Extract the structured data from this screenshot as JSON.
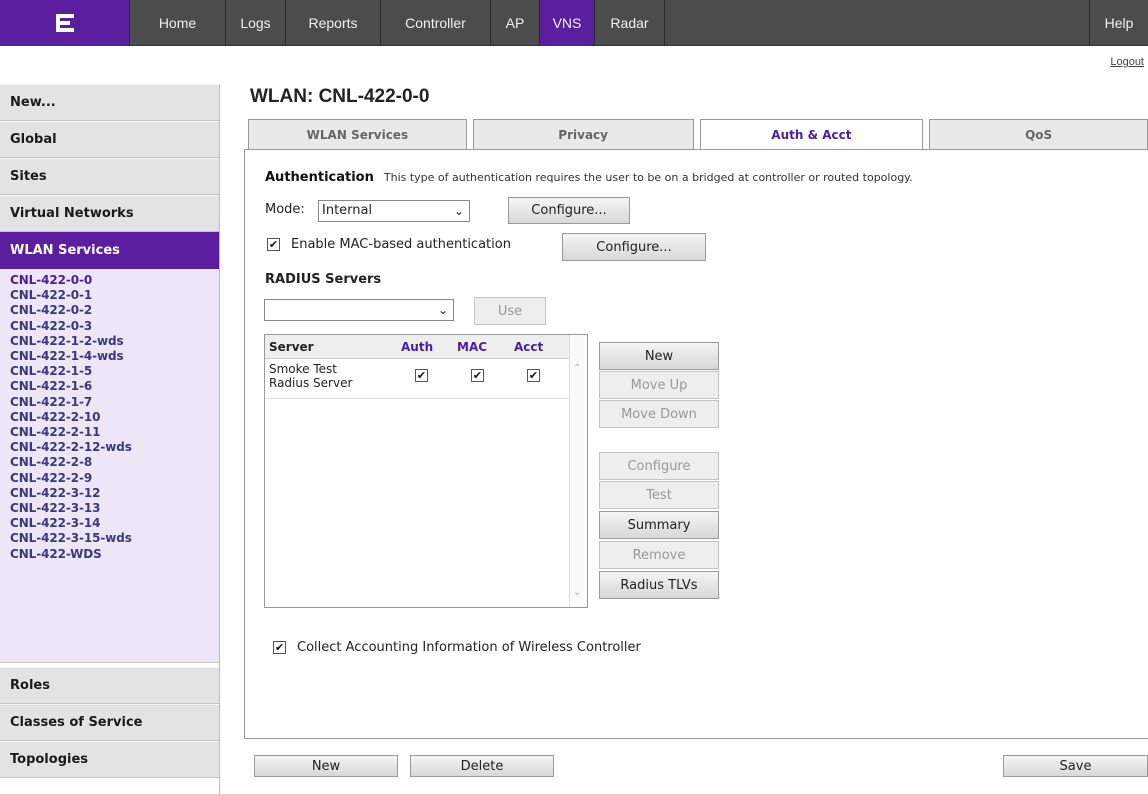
{
  "nav": {
    "logo": "extreme-logo",
    "items": [
      "Home",
      "Logs",
      "Reports",
      "Controller",
      "AP",
      "VNS",
      "Radar",
      "Help"
    ],
    "logout": "Logout"
  },
  "sidebar": {
    "top_items": [
      "New...",
      "Global",
      "Sites",
      "Virtual Networks",
      "WLAN Services"
    ],
    "wlan_list": [
      "CNL-422-0-0",
      "CNL-422-0-1",
      "CNL-422-0-2",
      "CNL-422-0-3",
      "CNL-422-1-2-wds",
      "CNL-422-1-4-wds",
      "CNL-422-1-5",
      "CNL-422-1-6",
      "CNL-422-1-7",
      "CNL-422-2-10",
      "CNL-422-2-11",
      "CNL-422-2-12-wds",
      "CNL-422-2-8",
      "CNL-422-2-9",
      "CNL-422-3-12",
      "CNL-422-3-13",
      "CNL-422-3-14",
      "CNL-422-3-15-wds",
      "CNL-422-WDS"
    ],
    "bottom_items": [
      "Roles",
      "Classes of Service",
      "Topologies"
    ]
  },
  "page": {
    "title": "WLAN: CNL-422-0-0",
    "tabs": [
      "WLAN Services",
      "Privacy",
      "Auth & Acct",
      "QoS"
    ]
  },
  "auth": {
    "heading": "Authentication",
    "note": "This type of authentication requires the user to be on a bridged at controller or routed topology.",
    "mode_label": "Mode:",
    "mode_value": "Internal",
    "configure": "Configure...",
    "mac_label": "Enable MAC-based authentication",
    "mac_configure": "Configure...",
    "radius_heading": "RADIUS Servers",
    "use": "Use",
    "table": {
      "headers": [
        "Server",
        "Auth",
        "MAC",
        "Acct"
      ],
      "rows": [
        {
          "server_line1": "Smoke Test",
          "server_line2": "Radius Server",
          "auth": "✔",
          "mac": "✔",
          "acct": "✔"
        }
      ]
    },
    "side_buttons": [
      "New",
      "Move Up",
      "Move Down",
      "Configure",
      "Test",
      "Summary",
      "Remove",
      "Radius TLVs"
    ],
    "collect_label": "Collect Accounting Information of Wireless Controller"
  },
  "footer": {
    "new": "New",
    "delete": "Delete",
    "save": "Save"
  },
  "colors": {
    "accent": "#5b1e9e",
    "nav_bg": "#4c4c4c"
  }
}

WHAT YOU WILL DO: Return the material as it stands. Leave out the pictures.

TASK ANSWER:
Extract the structured data from this screenshot as JSON.
{
  "nav": {
    "logo": "extreme-logo",
    "items": [
      "Home",
      "Logs",
      "Reports",
      "Controller",
      "AP",
      "VNS",
      "Radar",
      "Help"
    ],
    "logout": "Logout"
  },
  "sidebar": {
    "top_items": [
      "New...",
      "Global",
      "Sites",
      "Virtual Networks",
      "WLAN Services"
    ],
    "wlan_list": [
      "CNL-422-0-0",
      "CNL-422-0-1",
      "CNL-422-0-2",
      "CNL-422-0-3",
      "CNL-422-1-2-wds",
      "CNL-422-1-4-wds",
      "CNL-422-1-5",
      "CNL-422-1-6",
      "CNL-422-1-7",
      "CNL-422-2-10",
      "CNL-422-2-11",
      "CNL-422-2-12-wds",
      "CNL-422-2-8",
      "CNL-422-2-9",
      "CNL-422-3-12",
      "CNL-422-3-13",
      "CNL-422-3-14",
      "CNL-422-3-15-wds",
      "CNL-422-WDS"
    ],
    "bottom_items": [
      "Roles",
      "Classes of Service",
      "Topologies"
    ]
  },
  "page": {
    "title": "WLAN: CNL-422-0-0",
    "tabs": [
      "WLAN Services",
      "Privacy",
      "Auth & Acct",
      "QoS"
    ]
  },
  "auth": {
    "heading": "Authentication",
    "note": "This type of authentication requires the user to be on a bridged at controller or routed topology.",
    "mode_label": "Mode:",
    "mode_value": "Internal",
    "configure": "Configure...",
    "mac_label": "Enable MAC-based authentication",
    "mac_configure": "Configure...",
    "radius_heading": "RADIUS Servers",
    "use": "Use",
    "table": {
      "headers": [
        "Server",
        "Auth",
        "MAC",
        "Acct"
      ],
      "rows": [
        {
          "server_line1": "Smoke Test",
          "server_line2": "Radius Server",
          "auth": "✔",
          "mac": "✔",
          "acct": "✔"
        }
      ]
    },
    "side_buttons": [
      "New",
      "Move Up",
      "Move Down",
      "Configure",
      "Test",
      "Summary",
      "Remove",
      "Radius TLVs"
    ],
    "collect_label": "Collect Accounting Information of Wireless Controller"
  },
  "footer": {
    "new": "New",
    "delete": "Delete",
    "save": "Save"
  },
  "colors": {
    "accent": "#5b1e9e",
    "nav_bg": "#4c4c4c"
  }
}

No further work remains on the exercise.